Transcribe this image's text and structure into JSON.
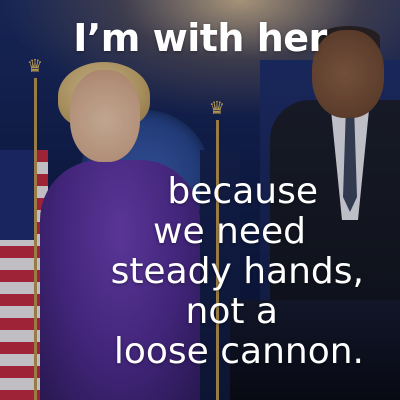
{
  "headline": "I’m with her",
  "caption": {
    "lines": [
      "because",
      "we need",
      "steady hands,",
      "not a",
      "loose cannon."
    ]
  },
  "colors": {
    "text": "#ffffff",
    "background": "#0f1c48",
    "jacket": "#4e2a8c"
  },
  "icons": {
    "eagle": "eagle-finial-icon"
  }
}
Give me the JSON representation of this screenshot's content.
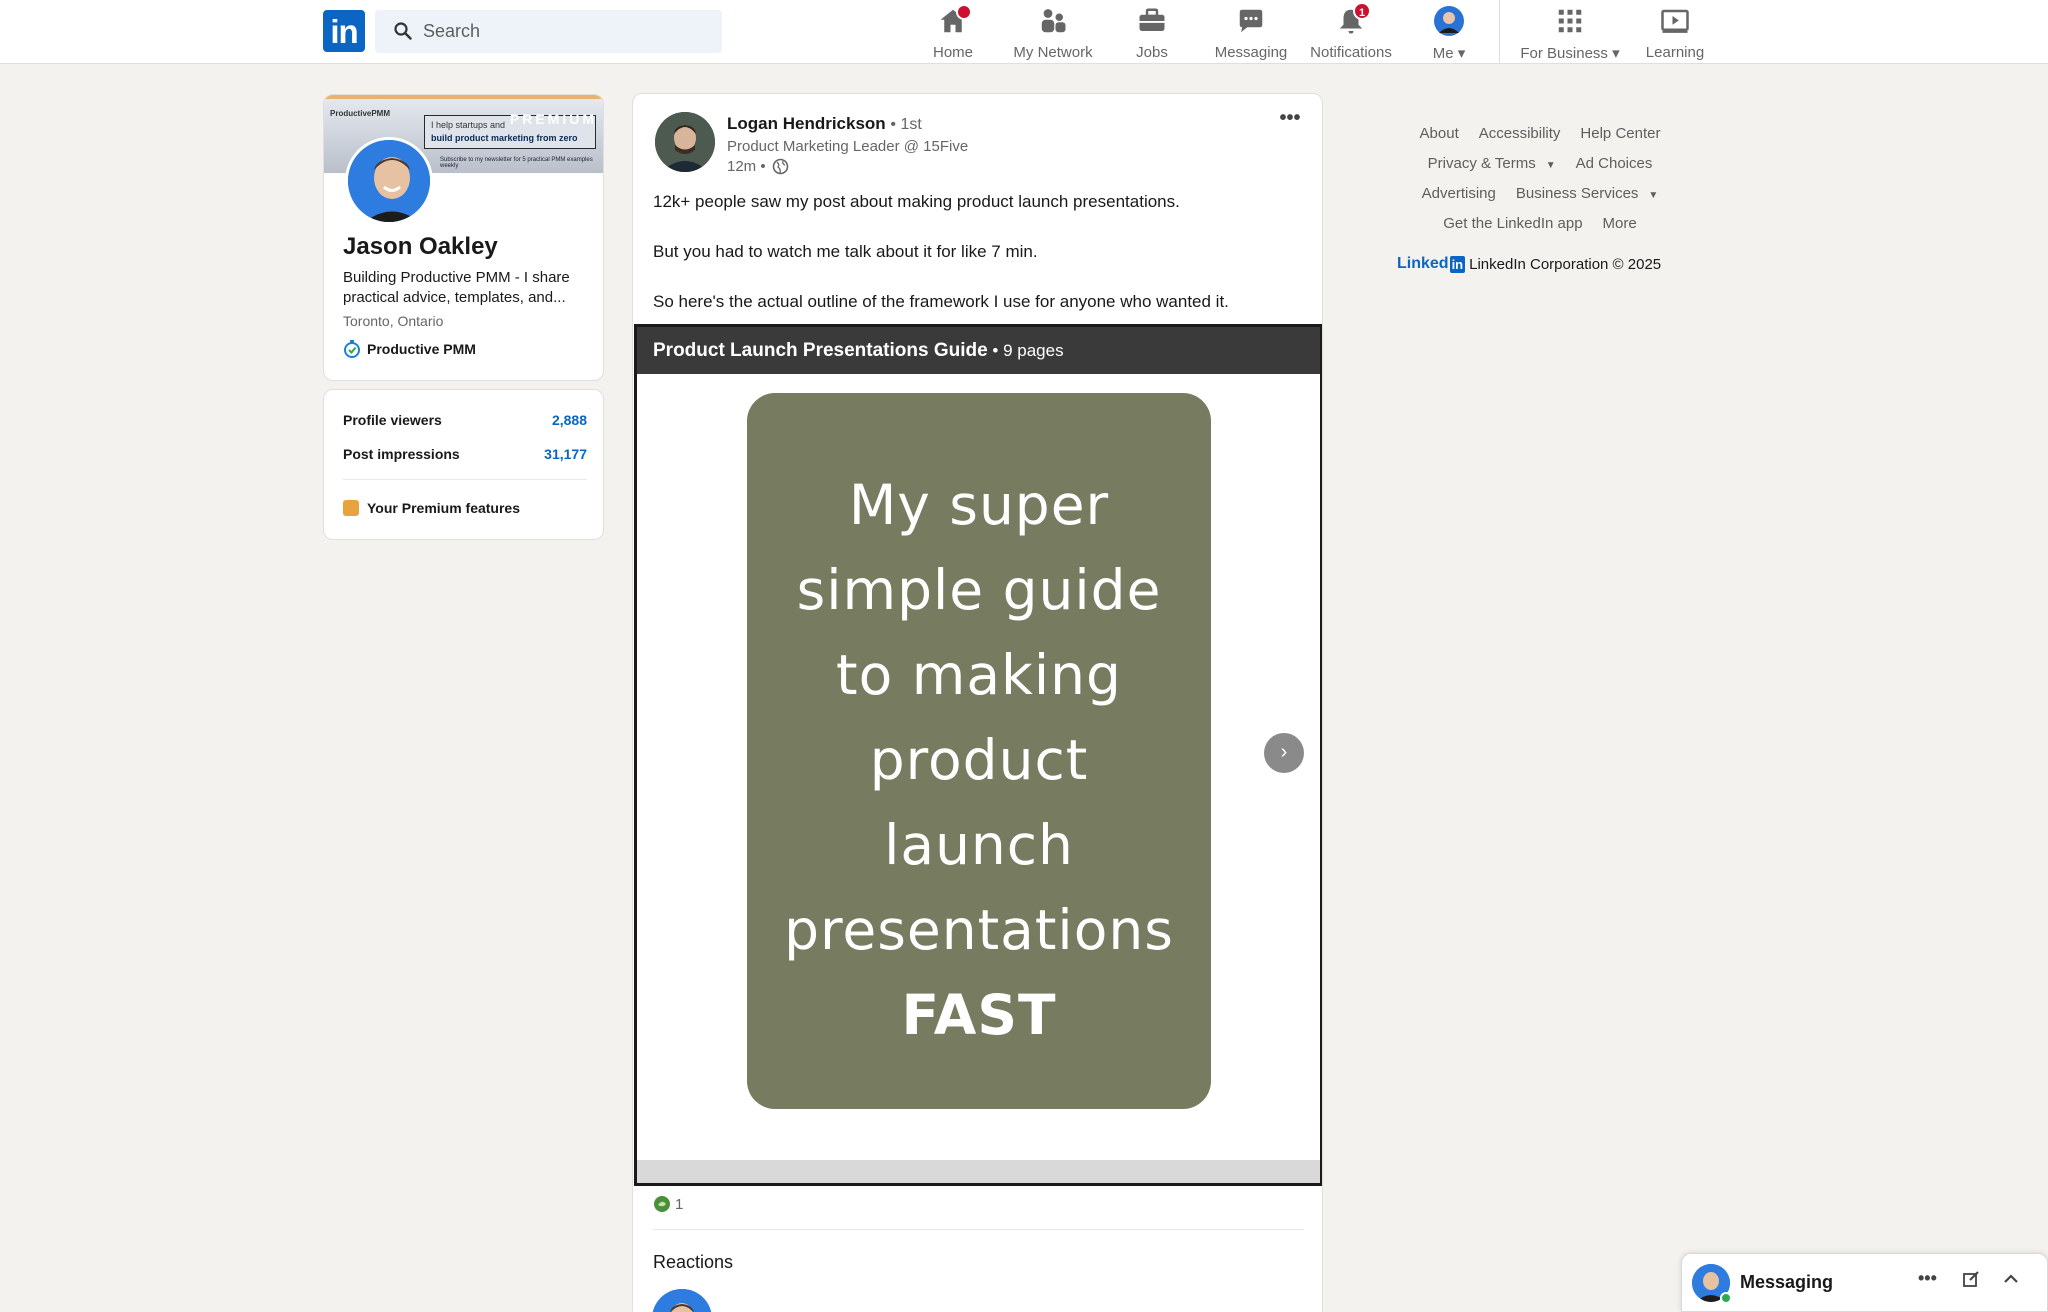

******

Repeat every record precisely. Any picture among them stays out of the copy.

(EXERCISE SOLUTION)
Transcribe this image's text and structure into JSON.
{
  "headline": "I’m with her",
  "caption": {
    "lines": [
      "because",
      "we need",
      "steady hands,",
      "not a",
      "loose cannon."
    ]
  },
  "colors": {
    "text": "#ffffff",
    "background": "#0f1c48",
    "jacket": "#4e2a8c"
  },
  "icons": {
    "eagle": "eagle-finial-icon"
  }
}
Give me the JSON representation of this screenshot's content.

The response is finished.